The mental health crisis exists alongside of – and is intimately connected to – other pressing societal concerns, including rates of suicide and overdose that remain high. Mental illness has been linked to suicide and overdose deaths. Nearly half of people who die from suicide had a known mental health condition, and substance use is a significant risk factor for suicide death. About one in three people who die from suicide are under the influence at the time of their death.
Researchers have long known of the connection between mental health and addiction. Over a quarter of people with serious mental illness also have a substance use disorder, and over 15% of people with a substance use disorder also have serious mental illness. Substance use disorders also occur at high rates among individuals with anxiety disorders, PTSD, depression, bipolar disorder, ADHD, schizophrenia, and personality disorders. Six in ten adolescents receiving community-based addiction treatment meet criteria for mental illness.
How to Support Mental Health
Addiction is a disease of isolation, and recovery is about connecting with others. The same can be said of mental health. Social support is critical to our mental health: according to the Mayo Clinic, it improves our ability to cope with stress, relieves emotional distress, and improves health, among other benefits. Having a strong social support network prepares us for when times get tough. Positive social relations with friends and family reduce anxiety and depression and build feelings of security. And, healthy relationships are crucial for not only avoiding distress and preventing and treating mental illness, they also contribute to positive mental health that helps us to not only survive but to thrive. Mental Health Awareness Month is the perfect opportunity to improve our own mental health by connecting with others as well as a time to reach out to those we care about to support their mental health.
Other strategies for boosting mental health include practicing good self-care by getting regular exercise like walking, eating healthy, getting enough sleep, engaging in relaxing activities, and practicing gratitude for positive things in our lives. Mental Health America provides 31 exercises for supporting mental health if you’re looking for more specific activities to consider. Whenever we can engage in any of these activities outside in nature or in connection with other people, we increase their effectiveness too. Tsaking a hike with a friend or getting a couple’s massage with a partner, for example, can improve our mood and increase our well-being.
It’s also important to know when professional help might be needed. If you are receiving treatment for mental illness or substance use disorder, it is best to stay in treatment and follow the guidance of your clinician until they feel you’re ready to change your treatment regimen.

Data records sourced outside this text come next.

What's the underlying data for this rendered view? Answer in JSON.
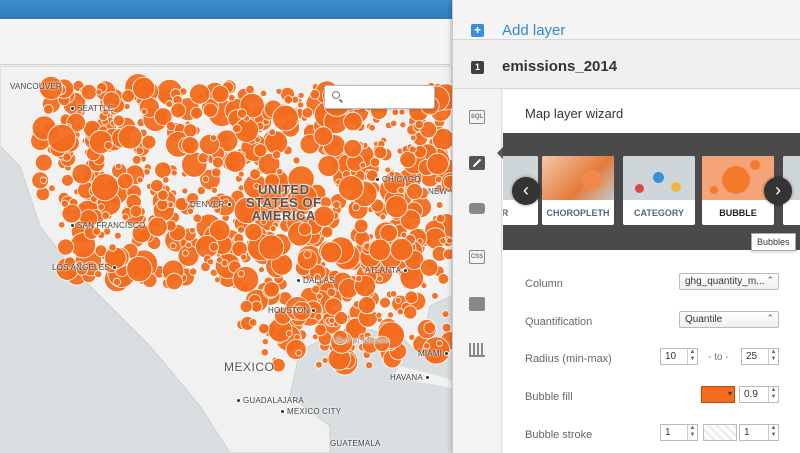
{
  "map": {
    "search": {
      "placeholder": ""
    },
    "labels": {
      "vancouver": "VANCOUVER",
      "seattle": "SEATTLE",
      "san_francisco": "SAN FRANCISCO",
      "los_angeles": "LOS ANGELES",
      "denver": "DENVER",
      "dallas": "DALLAS",
      "houston": "HOUSTON",
      "atlanta": "ATLANTA",
      "chicago": "CHICAGO",
      "new_york": "NEW YO",
      "miami": "MIAMI",
      "havana": "HAVANA",
      "guadalajara": "GUADALAJARA",
      "mexico_city": "MEXICO CITY",
      "guatemala": "GUATEMALA",
      "usa_line1": "UNITED",
      "usa_line2": "STATES OF",
      "usa_line3": "AMERICA",
      "mexico": "MEXICO",
      "gulf": "Gulf of Mexico"
    },
    "bubble_color": "#f26b1d"
  },
  "panel": {
    "add_layer": "Add layer",
    "layer_number": "1",
    "layer_name": "emissions_2014",
    "side_icons": [
      "sql-icon",
      "wizard-icon",
      "infowindow-icon",
      "css-icon",
      "legend-icon",
      "filters-icon"
    ],
    "sql_text": "SQL",
    "css_text": "CSS",
    "wizard": {
      "title": "Map layer wizard",
      "cards": [
        {
          "label": "ER"
        },
        {
          "label": "CHOROPLETH"
        },
        {
          "label": "CATEGORY"
        },
        {
          "label": "BUBBLE",
          "selected": true
        },
        {
          "label": ""
        }
      ],
      "tooltip": "Bubbles",
      "fields": {
        "column_label": "Column",
        "column_value": "ghg_quantity_m...",
        "quantification_label": "Quantification",
        "quantification_value": "Quantile",
        "radius_label": "Radius (min-max)",
        "radius_min": "10",
        "radius_to": "- to -",
        "radius_max": "25",
        "fill_label": "Bubble fill",
        "fill_color": "#f56b1d",
        "fill_opacity": "0.9",
        "stroke_label": "Bubble stroke",
        "stroke_width": "1",
        "stroke_opacity": "1"
      }
    }
  }
}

The National Suicide Prevention Lifeline and Crisis Text Line are national services that can be used if you or someone you care about is experiencing a suicide-related or other crisis, including mental health crisis.
May is Mental Health Awareness Month, and it’s a great time to learn more about mental health and consider ways we can support our well-being as well as that of our friends and family members. As we work to prevent and treat mental illness and relieve distress and depression that have increased during the COVID-19 pandemic, let’s also strive to go beyond simply surviving to thrive and flourish.